Never since the 1989 fall of communism has Polish media been as free as today, Polish Press Agency (PAP) President Wojciech Surmacz said on Tuesday at a Media as a Public Service conference in Warsaw.
Addressing the second day of the conference in Warsaw's Journalists' House, Surmacz stressed that freedom of speech in Poland today was at its highest level ever.
"Never since 1989 has media freedom in Poland been as well-established as it is today. (...) Media freedom in Poland is (...) very broad and freedom of speech also stands at a historically high level," Surmacz said.
Surmacz stressed that media in Poland "were not forbidding anything," and journalists were free to voice their views, but observed that professional journalism standards required objectivity over personal opinion.
Commenting on current media needs, Surmacz said the Polish Press Agency had recently launched an English-language news service informing about Poland, and observed that there had been no English-language media in Poland after 1989. He said the service, titled The First News, covered not only Polish politics, but also other areas of interest.
Bogusław Chrabota, editor-in-chief of Poland's national daily Rzeczpospolita, said freedom of speech was a fact in Poland and assured that he did not feel any political pressure in his work. He recalled, however, that this had not always been the case in the first years after the downfall of communism.
"In today's perspective the situation is more transparent. I believe there is freedom of speech in Poland and no one tries to close anyone's mouth," Chrabota said.
Bernard Margueritte, president of the conference co-hosting International Communications Forum (ICF), asked if Western media had the moral right to condemn media in Poland and other countries.
Jolanta Hajdasz from the Polish Journalists' Association (SDP) mentioned Poland's falling rankings in press freedom surveys, which suggested media freedom in Poland was deteriorating. However, Hajdasz remarked, such rankings were compiled by "virtual" methods which had little to do with reality and based on the ranking authors' personal preferences.
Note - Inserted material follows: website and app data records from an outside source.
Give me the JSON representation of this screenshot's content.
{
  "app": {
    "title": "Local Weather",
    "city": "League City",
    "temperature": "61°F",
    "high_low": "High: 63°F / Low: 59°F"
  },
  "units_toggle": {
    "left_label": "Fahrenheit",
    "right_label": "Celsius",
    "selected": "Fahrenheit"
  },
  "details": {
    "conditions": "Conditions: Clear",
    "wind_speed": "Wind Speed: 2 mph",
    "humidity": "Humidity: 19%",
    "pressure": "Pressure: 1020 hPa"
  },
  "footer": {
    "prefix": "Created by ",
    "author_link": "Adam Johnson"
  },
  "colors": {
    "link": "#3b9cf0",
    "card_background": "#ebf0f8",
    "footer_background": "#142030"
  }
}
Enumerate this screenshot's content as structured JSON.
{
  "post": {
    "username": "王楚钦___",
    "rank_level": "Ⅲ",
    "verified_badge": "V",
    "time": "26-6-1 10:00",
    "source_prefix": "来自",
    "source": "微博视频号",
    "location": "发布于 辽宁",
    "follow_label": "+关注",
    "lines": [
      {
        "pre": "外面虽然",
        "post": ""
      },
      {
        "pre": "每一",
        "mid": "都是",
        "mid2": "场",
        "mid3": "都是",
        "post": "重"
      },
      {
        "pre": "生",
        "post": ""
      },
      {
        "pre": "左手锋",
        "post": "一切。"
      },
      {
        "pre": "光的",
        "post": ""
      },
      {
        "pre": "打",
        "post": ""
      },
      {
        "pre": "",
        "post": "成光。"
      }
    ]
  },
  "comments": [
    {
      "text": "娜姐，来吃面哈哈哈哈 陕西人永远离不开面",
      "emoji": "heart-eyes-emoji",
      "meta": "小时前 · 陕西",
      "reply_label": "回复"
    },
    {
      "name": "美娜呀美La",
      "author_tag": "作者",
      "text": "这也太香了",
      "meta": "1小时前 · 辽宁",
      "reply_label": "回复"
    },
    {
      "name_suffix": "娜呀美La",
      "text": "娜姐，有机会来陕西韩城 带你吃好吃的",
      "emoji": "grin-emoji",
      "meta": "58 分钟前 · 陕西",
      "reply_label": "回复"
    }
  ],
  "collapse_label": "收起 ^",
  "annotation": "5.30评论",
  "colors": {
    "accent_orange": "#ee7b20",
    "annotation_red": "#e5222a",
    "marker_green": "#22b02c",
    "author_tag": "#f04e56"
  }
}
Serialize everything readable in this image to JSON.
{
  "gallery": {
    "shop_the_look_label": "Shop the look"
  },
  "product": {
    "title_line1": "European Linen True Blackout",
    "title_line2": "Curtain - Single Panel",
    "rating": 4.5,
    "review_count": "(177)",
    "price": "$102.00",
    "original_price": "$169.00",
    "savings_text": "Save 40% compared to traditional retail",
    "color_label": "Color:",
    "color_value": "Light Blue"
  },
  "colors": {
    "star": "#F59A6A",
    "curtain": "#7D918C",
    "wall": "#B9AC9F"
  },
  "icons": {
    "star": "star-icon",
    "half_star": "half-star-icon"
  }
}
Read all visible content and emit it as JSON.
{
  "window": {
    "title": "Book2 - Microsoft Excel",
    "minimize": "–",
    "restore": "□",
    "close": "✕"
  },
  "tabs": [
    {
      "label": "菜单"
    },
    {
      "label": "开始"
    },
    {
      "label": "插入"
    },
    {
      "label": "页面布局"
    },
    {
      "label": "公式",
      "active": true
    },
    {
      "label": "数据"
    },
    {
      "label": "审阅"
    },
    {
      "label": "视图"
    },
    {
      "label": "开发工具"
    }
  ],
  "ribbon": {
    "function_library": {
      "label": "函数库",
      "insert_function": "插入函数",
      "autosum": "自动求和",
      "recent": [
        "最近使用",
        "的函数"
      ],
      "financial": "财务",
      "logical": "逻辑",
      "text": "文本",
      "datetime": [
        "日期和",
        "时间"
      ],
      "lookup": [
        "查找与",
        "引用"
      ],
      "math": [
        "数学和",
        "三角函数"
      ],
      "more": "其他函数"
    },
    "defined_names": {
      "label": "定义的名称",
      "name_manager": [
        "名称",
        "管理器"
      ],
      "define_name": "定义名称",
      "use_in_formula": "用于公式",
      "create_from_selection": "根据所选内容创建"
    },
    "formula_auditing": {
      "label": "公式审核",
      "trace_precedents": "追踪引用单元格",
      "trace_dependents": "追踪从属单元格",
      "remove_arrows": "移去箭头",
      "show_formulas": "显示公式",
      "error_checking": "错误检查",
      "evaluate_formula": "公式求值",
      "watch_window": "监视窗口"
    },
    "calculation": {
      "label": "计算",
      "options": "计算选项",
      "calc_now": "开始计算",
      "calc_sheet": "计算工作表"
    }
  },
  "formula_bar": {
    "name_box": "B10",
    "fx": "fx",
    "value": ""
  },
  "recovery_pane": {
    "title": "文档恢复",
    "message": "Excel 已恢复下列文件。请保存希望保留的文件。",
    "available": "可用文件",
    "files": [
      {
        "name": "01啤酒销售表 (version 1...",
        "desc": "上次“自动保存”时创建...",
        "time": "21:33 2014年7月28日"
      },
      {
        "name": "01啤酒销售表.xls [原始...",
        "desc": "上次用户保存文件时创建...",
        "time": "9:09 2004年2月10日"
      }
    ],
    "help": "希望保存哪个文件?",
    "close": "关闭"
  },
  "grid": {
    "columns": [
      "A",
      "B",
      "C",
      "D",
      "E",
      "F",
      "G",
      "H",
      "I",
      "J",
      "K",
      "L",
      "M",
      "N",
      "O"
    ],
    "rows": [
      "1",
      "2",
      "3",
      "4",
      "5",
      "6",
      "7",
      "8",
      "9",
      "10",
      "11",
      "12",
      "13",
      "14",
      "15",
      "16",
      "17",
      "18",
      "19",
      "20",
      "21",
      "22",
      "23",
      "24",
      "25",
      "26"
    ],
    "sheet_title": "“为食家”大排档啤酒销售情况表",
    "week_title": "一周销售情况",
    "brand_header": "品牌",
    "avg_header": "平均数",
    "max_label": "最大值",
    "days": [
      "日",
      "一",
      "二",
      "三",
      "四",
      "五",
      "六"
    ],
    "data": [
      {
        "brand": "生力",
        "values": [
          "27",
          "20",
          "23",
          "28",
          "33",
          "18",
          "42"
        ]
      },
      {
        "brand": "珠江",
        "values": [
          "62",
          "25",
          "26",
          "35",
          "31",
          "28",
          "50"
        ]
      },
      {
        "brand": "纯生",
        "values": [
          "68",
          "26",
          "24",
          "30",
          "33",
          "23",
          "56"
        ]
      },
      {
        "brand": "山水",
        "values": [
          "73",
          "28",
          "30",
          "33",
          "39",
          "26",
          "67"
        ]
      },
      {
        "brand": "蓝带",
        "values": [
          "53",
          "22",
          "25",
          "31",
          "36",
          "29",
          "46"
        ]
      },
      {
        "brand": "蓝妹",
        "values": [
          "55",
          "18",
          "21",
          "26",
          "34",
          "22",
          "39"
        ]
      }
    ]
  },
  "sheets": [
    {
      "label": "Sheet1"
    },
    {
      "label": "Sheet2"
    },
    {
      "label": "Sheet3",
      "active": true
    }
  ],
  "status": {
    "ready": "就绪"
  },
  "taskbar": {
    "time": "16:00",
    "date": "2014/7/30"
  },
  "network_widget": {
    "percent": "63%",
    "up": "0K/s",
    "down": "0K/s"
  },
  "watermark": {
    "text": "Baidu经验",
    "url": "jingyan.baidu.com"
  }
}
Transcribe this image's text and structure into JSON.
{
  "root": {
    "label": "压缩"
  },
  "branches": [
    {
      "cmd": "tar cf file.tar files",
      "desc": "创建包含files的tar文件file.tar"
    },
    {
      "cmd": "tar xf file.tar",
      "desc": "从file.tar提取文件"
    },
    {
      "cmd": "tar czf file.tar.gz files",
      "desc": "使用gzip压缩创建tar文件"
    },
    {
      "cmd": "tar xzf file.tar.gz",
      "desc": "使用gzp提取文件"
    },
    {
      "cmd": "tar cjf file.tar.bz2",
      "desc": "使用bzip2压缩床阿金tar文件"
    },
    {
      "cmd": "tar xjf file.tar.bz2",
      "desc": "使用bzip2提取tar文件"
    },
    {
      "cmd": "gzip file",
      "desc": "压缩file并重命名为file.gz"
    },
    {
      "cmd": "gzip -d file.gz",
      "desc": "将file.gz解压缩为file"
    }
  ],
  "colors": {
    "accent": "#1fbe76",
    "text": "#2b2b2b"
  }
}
The two-day Media as a Public Service conference is held in memory of Poland's former national ombudsman Janusz Kochanowski, who died in the 2010 Smoleńsk air disaster in western Russia together with the Polish president and numerous top state officials. Its organisers are the Journalistic Solidarity Foundation, the International Communications Forum and the Polish Journalists' Association (SDP) in partnership with the Polish National Foundation.